(EXCERPTED RECORDS begins)

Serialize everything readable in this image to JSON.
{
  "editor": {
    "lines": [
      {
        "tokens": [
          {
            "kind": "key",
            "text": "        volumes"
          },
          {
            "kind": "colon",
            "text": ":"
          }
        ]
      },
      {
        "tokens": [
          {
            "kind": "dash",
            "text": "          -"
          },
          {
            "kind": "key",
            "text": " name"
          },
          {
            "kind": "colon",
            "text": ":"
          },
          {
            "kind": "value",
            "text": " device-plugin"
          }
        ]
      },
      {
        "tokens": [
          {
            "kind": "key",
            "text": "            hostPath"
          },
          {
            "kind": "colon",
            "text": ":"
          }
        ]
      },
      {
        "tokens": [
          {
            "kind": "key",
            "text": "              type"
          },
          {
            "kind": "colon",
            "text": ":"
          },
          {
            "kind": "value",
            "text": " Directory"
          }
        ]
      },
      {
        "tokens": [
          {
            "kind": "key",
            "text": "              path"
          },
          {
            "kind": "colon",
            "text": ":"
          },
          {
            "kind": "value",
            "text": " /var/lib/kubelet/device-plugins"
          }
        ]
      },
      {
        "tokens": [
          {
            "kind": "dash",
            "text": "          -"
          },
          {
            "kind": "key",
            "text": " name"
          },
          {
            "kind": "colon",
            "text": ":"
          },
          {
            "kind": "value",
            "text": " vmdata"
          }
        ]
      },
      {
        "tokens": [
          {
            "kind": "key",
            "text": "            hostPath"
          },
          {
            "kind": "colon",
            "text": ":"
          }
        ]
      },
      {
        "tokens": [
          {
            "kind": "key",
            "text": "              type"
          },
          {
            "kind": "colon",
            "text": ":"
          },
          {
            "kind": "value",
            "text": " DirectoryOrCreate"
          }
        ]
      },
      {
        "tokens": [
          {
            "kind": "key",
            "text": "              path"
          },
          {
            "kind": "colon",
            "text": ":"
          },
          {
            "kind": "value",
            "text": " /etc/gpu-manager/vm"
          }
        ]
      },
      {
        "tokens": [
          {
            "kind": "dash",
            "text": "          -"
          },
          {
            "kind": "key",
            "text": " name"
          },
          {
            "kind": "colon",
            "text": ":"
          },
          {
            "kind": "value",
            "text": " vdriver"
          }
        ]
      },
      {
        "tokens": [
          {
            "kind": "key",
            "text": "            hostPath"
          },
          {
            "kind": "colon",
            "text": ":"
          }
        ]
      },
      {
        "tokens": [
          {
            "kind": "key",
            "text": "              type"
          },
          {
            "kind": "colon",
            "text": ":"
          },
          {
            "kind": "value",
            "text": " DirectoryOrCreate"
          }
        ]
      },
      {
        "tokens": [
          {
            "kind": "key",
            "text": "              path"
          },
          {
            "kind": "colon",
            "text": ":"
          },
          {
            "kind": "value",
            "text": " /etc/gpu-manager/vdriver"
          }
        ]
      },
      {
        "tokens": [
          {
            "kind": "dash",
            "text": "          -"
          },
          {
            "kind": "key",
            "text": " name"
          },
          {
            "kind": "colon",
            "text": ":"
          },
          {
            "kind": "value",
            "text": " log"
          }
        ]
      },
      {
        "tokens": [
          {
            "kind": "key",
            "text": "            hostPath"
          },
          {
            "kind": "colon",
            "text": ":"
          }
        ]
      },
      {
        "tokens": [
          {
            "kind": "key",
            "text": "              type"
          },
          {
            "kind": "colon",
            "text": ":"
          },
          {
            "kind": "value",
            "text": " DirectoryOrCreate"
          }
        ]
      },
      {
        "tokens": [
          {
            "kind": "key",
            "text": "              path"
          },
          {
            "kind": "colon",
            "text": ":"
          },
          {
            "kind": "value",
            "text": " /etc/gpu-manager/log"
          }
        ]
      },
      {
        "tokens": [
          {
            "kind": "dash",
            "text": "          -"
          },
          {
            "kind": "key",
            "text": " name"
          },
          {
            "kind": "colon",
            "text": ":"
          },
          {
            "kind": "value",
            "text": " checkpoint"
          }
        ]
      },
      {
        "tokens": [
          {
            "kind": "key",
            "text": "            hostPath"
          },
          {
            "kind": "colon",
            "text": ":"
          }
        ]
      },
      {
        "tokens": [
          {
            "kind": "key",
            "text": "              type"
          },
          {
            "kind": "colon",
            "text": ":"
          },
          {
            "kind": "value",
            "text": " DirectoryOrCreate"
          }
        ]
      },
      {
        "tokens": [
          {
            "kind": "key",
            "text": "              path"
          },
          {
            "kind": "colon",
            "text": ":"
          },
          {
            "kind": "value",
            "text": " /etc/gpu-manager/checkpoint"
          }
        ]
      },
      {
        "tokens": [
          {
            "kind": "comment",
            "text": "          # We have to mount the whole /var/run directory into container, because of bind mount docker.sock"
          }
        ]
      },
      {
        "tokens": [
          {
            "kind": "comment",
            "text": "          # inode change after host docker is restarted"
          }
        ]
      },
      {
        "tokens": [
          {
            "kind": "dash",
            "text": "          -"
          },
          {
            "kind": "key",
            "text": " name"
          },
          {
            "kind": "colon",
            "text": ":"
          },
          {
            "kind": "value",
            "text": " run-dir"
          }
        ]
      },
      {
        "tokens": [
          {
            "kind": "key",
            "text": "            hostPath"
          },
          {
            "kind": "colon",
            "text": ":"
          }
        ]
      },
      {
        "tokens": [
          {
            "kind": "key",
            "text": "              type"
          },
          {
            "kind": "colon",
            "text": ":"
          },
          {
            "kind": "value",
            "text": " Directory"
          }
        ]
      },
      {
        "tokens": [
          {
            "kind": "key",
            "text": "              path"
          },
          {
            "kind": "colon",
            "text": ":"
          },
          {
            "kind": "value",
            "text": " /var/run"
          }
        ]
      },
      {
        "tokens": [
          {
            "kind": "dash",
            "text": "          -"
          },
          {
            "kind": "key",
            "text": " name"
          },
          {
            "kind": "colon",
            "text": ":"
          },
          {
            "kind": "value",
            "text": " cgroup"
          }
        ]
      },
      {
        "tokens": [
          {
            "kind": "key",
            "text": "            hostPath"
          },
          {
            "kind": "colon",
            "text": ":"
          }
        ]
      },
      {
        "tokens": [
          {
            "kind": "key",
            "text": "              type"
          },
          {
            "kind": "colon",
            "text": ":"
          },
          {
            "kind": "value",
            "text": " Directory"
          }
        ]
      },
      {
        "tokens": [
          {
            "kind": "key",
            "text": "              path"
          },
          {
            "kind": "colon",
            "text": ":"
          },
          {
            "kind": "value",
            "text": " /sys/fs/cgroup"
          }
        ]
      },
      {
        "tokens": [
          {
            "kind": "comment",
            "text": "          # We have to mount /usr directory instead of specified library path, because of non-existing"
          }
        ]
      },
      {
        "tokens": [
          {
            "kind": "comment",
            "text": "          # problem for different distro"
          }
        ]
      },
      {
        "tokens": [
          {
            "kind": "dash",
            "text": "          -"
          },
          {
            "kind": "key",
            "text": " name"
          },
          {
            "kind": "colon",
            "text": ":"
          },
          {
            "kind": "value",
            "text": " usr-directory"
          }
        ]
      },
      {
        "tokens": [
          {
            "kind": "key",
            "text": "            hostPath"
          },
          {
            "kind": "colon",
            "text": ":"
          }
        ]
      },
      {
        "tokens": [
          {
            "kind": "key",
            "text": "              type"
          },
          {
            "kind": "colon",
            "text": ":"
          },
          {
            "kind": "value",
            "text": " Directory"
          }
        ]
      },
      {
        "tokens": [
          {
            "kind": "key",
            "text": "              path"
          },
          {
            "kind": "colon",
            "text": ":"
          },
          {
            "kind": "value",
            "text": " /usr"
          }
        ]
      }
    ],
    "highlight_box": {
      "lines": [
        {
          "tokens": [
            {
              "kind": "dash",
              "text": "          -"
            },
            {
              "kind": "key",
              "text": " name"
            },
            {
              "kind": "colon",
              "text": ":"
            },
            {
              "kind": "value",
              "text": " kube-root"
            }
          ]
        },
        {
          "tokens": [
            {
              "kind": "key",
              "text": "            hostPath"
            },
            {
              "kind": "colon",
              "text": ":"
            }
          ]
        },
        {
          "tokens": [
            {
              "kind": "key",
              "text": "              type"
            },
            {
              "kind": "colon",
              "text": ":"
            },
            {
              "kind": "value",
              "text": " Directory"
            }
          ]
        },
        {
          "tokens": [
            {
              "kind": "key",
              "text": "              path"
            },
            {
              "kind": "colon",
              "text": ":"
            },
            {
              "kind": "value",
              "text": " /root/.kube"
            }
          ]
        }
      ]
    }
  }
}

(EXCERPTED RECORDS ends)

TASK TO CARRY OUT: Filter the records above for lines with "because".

OUTPUT:
            "text": "          # We have to mount the whole /var/run directory into container, because of bind mount docker.sock"
            "text": "          # We have to mount /usr directory instead of specified library path, because of non-existing"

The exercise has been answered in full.